For several years after 1958 — when space scientist James Van Allen and his colleagues identified the radiation belts that now bear his name, using instruments aboard the first US space mission — researchers theorized that the rings’ electrons came from distant reaches of Earth’s magnetosphere, the bubble of space dominated by the planet’s magnetic field. They proposed that as the particles drifted closer to Earth and encountered stronger magnetic fields, they would accelerate and settle into a ring-like configuration.

But this type of acceleration process would take days to weeks and best describes radiation belts that vary only gradually over time. In the 1990s, satellites began to reveal that the energy and density of the Van Allen belts changed more quickly. As a result, a competing theory for the origin of the belts’ electrons began to take hold: that charged particles do not come from afar, but are produced locally, when electric fields within the belts rip electrons off from wandering atoms and accelerate those electrons to nearly the speed of light.
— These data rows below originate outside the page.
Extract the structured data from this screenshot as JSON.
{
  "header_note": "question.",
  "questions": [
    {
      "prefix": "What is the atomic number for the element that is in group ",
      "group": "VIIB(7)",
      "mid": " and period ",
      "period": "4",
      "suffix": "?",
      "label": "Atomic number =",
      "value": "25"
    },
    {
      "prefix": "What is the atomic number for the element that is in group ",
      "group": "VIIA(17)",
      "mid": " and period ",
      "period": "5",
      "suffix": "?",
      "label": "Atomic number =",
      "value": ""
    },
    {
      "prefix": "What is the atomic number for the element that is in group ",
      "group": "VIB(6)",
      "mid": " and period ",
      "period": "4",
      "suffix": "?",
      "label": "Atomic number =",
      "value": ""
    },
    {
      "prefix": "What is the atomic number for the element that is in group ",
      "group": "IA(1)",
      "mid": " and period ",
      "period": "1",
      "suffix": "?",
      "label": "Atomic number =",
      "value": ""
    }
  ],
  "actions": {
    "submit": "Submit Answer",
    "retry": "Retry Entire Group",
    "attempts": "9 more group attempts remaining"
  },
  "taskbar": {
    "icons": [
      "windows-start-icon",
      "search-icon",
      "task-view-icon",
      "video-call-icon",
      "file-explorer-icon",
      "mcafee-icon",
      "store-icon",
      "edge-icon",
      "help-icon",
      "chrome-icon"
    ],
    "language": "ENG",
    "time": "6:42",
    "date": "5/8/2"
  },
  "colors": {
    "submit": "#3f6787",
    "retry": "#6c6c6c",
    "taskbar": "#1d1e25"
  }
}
This process could alter the density and energy of the belts on scales of seconds to hours, a theory that matched better with the observations from the 1990s.

However, the satellite observations were still too sparse and the craft were not designed to measure rapidly changing properties of the belts at different locations — as would be needed to fully distinguish between the two proposed acceleration mechanisms, says space scientist Harlan Spence of the University of New Hampshire in Durham, a co-author of the study.

That data gap drastically narrowed with the August 2012 launch of NASA’s Van Allen Probes, two identical satellites that simultaneously study the belts from different locations and viewing angles. In early October, a week after a solar storm had depleted the outermost belt of most of its electrons, the two probes recorded a nearly 1,000-fold jump in electron density in less than 12 hours. The twin set of observations clinches the case for electric fields within the belt accelerating the electrons, Spence says.

Heart of the matter

“We have in this one event been able to really distinguish between the different ways that particles can be accelerated,” says Spence. “The radiation belts were the first discovery of the space age,” he adds, “and it’s just really exciting with the Van Allen probes to have seen right to the heart of the process.”

The measurements “clearly show that substantial particle acceleration can occur locally in the heart of the radiation belts”, comments space physicist David McComas of the Southwest Research Institute in San Antonio, Texas, who was not involved in the study.

Spence suggests that the frequency of some of the electromagnetic waves in the belt matches the frequency at which electrons travel around the local magnetic field, a synchrony that makes it easy to rev up the charged particles.

Local acceleration of energetic particles is a general physical process, notes McComas, “so if it occurs in the heart of the Earth’s Van Allen belts, it also probably does so in the more intenseradiation belts around Jupiter and Saturn and even in planets around magnetized stars beyond the Solar System.” Stars that radiate a high concentration of X-rays and have magnetic fields shaped like that of Earth’s — which is essentially a large bar magnet — may be candidates for sporting a similar acceleration process, Spence adds.

Source: Nature